#### TASK INPUT:
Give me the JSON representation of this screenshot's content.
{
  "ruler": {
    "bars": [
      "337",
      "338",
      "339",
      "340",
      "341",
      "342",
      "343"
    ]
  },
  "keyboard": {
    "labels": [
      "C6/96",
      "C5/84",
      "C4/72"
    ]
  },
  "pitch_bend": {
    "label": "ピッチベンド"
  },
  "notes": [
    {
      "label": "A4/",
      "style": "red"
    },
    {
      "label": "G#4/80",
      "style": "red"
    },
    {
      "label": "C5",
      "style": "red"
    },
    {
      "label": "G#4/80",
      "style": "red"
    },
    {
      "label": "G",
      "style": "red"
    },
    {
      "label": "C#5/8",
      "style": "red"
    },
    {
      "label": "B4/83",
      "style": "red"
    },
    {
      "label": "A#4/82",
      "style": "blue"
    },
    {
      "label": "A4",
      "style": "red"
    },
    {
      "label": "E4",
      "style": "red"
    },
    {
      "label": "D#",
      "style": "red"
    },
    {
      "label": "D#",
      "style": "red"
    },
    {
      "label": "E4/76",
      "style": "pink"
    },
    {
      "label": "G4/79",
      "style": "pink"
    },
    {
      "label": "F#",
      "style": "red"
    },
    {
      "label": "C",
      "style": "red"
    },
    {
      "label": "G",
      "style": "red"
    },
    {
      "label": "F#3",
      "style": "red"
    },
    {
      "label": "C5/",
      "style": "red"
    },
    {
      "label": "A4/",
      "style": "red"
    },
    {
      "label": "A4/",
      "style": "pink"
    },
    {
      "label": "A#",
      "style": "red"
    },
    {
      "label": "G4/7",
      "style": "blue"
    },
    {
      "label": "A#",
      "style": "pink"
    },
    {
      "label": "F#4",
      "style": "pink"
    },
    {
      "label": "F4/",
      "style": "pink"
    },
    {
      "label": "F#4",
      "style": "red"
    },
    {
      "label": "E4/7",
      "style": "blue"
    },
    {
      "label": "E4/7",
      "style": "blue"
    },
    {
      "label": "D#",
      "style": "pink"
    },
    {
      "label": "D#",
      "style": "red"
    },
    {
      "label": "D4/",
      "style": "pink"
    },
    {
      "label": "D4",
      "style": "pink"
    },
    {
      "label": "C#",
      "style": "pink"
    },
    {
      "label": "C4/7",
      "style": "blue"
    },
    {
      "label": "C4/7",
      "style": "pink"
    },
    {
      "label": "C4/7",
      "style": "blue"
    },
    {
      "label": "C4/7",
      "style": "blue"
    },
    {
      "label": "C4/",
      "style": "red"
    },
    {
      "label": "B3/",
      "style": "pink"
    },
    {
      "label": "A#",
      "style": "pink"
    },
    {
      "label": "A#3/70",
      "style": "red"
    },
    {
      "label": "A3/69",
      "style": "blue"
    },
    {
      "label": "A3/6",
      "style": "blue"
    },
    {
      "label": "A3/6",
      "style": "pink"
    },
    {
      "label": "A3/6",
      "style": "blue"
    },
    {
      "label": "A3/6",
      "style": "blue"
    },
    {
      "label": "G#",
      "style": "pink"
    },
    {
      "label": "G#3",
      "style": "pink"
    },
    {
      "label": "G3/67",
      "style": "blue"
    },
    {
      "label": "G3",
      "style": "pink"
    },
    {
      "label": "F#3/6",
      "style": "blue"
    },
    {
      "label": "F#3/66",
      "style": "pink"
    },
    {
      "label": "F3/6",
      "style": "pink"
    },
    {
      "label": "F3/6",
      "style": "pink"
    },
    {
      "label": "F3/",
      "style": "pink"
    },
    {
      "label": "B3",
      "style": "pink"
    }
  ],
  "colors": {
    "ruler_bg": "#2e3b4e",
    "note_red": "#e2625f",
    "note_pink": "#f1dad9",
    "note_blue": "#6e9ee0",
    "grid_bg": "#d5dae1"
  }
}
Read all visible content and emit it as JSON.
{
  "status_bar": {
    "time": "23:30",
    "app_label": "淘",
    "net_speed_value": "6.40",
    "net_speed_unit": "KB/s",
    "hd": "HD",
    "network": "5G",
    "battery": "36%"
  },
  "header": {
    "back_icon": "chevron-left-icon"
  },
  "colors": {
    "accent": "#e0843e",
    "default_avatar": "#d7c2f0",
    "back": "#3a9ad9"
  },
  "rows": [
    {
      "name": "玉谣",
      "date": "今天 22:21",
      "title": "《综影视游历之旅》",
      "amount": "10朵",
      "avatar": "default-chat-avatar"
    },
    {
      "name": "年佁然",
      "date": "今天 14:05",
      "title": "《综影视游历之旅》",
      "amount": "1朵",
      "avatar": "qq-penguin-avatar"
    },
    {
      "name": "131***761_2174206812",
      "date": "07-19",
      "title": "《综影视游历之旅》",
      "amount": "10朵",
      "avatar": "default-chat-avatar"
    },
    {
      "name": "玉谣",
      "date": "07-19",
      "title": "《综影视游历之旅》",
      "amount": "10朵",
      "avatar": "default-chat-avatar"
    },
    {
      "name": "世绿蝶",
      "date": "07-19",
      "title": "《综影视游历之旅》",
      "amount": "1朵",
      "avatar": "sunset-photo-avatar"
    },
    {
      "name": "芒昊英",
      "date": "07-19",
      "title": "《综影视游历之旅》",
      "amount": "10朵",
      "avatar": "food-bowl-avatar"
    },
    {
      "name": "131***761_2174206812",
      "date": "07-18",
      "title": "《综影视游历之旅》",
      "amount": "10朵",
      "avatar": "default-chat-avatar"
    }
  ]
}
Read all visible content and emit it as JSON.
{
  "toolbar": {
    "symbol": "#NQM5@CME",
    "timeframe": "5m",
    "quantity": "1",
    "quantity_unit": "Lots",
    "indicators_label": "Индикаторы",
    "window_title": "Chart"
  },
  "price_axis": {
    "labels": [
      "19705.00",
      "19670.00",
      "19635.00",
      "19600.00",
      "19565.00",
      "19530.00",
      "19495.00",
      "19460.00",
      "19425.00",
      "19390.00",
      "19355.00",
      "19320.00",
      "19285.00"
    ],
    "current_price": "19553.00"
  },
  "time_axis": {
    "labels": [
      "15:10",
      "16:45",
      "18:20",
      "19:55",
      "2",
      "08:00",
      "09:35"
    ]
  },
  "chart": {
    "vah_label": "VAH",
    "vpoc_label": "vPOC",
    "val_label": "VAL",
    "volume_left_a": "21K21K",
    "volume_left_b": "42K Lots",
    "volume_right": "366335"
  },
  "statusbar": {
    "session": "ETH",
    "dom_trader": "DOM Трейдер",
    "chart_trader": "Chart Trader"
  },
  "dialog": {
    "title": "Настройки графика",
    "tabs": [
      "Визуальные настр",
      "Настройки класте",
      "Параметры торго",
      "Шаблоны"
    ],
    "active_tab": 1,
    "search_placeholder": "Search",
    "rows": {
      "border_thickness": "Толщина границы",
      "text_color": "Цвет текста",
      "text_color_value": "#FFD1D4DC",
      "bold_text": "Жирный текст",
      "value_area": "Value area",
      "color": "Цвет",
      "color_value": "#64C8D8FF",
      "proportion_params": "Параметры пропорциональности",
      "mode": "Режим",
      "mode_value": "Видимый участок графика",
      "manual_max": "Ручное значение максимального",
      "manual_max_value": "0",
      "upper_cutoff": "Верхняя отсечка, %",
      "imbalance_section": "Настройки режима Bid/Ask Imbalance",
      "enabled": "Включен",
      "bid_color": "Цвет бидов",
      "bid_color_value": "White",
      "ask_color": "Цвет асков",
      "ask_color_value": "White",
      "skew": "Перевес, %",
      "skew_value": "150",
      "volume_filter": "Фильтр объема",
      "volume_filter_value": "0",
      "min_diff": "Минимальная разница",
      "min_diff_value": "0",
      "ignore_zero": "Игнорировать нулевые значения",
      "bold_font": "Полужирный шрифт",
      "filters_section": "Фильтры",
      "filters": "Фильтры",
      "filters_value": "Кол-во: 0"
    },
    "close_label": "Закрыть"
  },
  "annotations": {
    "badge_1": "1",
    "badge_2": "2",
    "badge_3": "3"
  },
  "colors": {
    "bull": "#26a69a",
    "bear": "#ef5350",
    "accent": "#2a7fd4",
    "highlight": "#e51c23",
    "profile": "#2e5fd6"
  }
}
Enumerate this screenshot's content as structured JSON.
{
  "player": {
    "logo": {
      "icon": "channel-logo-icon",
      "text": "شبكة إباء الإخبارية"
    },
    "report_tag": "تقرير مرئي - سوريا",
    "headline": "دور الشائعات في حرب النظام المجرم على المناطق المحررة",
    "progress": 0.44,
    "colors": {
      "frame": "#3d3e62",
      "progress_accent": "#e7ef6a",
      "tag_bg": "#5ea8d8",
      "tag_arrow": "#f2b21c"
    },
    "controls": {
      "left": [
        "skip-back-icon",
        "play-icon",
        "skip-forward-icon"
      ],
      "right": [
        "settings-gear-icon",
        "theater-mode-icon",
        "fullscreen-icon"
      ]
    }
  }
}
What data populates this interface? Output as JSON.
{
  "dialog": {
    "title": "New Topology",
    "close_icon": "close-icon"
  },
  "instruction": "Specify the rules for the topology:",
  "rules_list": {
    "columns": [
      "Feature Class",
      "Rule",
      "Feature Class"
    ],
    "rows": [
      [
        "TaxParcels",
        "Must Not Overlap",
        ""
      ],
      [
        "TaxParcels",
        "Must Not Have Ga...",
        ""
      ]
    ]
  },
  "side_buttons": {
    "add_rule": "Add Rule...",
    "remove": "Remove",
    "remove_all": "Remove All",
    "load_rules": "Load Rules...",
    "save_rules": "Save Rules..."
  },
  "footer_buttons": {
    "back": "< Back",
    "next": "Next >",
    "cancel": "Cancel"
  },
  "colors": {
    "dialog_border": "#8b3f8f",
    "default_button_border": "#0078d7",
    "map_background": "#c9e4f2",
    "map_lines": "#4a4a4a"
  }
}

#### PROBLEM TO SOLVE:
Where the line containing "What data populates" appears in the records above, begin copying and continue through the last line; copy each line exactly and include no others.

#### SOLUTION:
What data populates this interface? Output as JSON.
{
  "dialog": {
    "title": "New Topology",
    "close_icon": "close-icon"
  },
  "instruction": "Specify the rules for the topology:",
  "rules_list": {
    "columns": [
      "Feature Class",
      "Rule",
      "Feature Class"
    ],
    "rows": [
      [
        "TaxParcels",
        "Must Not Overlap",
        ""
      ],
      [
        "TaxParcels",
        "Must Not Have Ga...",
        ""
      ]
    ]
  },
  "side_buttons": {
    "add_rule": "Add Rule...",
    "remove": "Remove",
    "remove_all": "Remove All",
    "load_rules": "Load Rules...",
    "save_rules": "Save Rules..."
  },
  "footer_buttons": {
    "back": "< Back",
    "next": "Next >",
    "cancel": "Cancel"
  },
  "colors": {
    "dialog_border": "#8b3f8f",
    "default_button_border": "#0078d7",
    "map_background": "#c9e4f2",
    "map_lines": "#4a4a4a"
  }
}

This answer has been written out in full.